A New Perspective ‘In Other Words’
Jhumpa Lahiri’s In Other Words reflects on her love story with the Italian language, something she uprooted her life for, and shifted to Rome to pursue. While the book was a moving read and provided insight on the subject of learning a new language, her story helped me connect at a deeper level, to my mother and her journey with music. I remember the point where Lahiri describes the discouragement she faced from most quarters, and the challenges she had to break through while in Italy. It was then that I felt a wave of realisation go through my body, followed by a strong feeling of compassion for my mother. It felt like I had been reading her words, and that after years of attempts they finally got through to me.
As per family stories, my mother loved music ever since childhood, and so her name ‘Sangeeta’ literally translates to ‘musical’. I’ve grown up with her having a song to sing for every mood and every ocassion, and her painstakingly managing a huge curated collection of cassettes and CDs. About 5–6 years ago she took the decision to pursue music more seriously, and has since been dedicating majority of her time to mastering an ancient Indian classical form of music called ‘Dhrupad’. This decision has meant less time for career, family and friends, and thus discouragement from everybody who has felt neglected and missed her company as a result, often including me. I’ve seen her struggle with the judgements and views of people around her, but she has managed to maintain remarkable discipline with her practice of music, something I felt was paralleled in Lahiri’s narration of her own practice of Italian. Though Lahiri writes a different story, in another time-place and context, her reflections have been a great help in understanding my mother and her particular struggle more deeply.

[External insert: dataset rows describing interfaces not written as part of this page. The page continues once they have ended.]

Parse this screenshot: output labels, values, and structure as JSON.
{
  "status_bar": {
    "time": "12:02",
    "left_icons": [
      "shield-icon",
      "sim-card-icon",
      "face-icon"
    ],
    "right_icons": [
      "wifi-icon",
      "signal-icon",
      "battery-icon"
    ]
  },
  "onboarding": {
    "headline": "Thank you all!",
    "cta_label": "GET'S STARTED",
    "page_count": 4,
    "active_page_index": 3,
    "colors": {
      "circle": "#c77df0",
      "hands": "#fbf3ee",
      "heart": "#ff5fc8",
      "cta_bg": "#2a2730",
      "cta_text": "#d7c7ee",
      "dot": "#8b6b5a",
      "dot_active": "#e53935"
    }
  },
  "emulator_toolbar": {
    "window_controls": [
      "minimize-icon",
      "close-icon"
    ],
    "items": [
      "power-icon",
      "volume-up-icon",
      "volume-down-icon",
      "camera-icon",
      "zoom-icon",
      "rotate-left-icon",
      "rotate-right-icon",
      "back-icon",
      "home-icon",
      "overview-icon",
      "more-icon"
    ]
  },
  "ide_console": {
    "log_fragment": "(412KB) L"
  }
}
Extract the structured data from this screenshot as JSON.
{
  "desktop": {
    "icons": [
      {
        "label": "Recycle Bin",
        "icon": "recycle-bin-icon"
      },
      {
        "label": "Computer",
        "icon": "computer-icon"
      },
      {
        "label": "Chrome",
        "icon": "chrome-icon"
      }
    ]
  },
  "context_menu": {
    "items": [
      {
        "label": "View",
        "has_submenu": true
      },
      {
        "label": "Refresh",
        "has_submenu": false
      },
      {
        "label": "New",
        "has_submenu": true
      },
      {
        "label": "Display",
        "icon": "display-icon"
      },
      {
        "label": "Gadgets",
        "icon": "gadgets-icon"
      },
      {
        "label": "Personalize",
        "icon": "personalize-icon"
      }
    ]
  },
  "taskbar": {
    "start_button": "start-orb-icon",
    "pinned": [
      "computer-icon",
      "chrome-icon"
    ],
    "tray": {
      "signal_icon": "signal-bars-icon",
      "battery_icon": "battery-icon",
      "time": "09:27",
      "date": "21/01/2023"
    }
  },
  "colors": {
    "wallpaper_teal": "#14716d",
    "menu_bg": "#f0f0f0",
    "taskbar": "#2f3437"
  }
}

The most obvious point of parallel between the stories of these two women, is that both these struggles can seem irrational and obsessive from an outsider’s perspective. Both come from lives of relative privilege and have had successful careers that people would expect them to continue pursuing. As children, we have often cribbed that our mother hasn’t given us as much time and attention as she used to before her music classes began, and Lahiri taking her children to Rome, while on her self journey, reminded me of my perspective as a daughter who has felt slightly helpless in the matter. While reading the book, it also crossed my mind that Lahiri was crazy for giving up reading and writing in English completely on her quest to learn Italian. But very similarly, I have witnessed my mother intentionally ‘unlearn’ the music she had learnt all her life, and religiously practice new exercises to avoid falling into old habits.
The struggle to learn a new language or art, particularly as an adult, is another similarity between the two journeys. Lahiri’s challenges brought to mind all those times my mother has come home teary eyed after having had a bad day, unable to hit the right notes. The way Lahiri feels about her husband having it a lot easier than her, while in Italy, is very similar to the way my mother has felt about those starting off with Dhrupad at a young age. The problems can sound small or inane from the outside, but joining Lahiri on her journey helped me develop a respect for how significant these are for the person on that journey.
My mother made it clear from the start that she had no desire of becoming a professional singer and performing for audiences, so it was a challenge for me to understand what drove her to make all this effort. In the book, Lahiri beautifully reflects on how she knows that mastery will always elude her, yet Italian provides her with a sense of belonging and freedom that she had not experienced with any other language. This perfectly summarizes what my mother has ocassionally shared about why she is unwilling to give up on her music. While mastery of Dhrupad takes decades, I know there is a feeling of belonging that she experiences with her music community that she can not find amongst those who lack the same appreciation for music. And while she may have sung even before, learning the intricacies of classical music and sound provides her with skills that form the foundation of achieving freedom with music. This insight has eluded me for over half a decade but the moment I grasped Lahiri’s intention, I could see my mothers explanations perfectly fit this sentiment. It all began to make sense.
Completing the book has thus, left me feeling lighter. Like a weight of confusion and misunderstanding has been lifted off me. In the excitement to share this with my mother, I wrote a short note to her on the third page of the book, inviting her to read and accept this book as a companion on her journey. It now lies on her bedside table waiting to be read.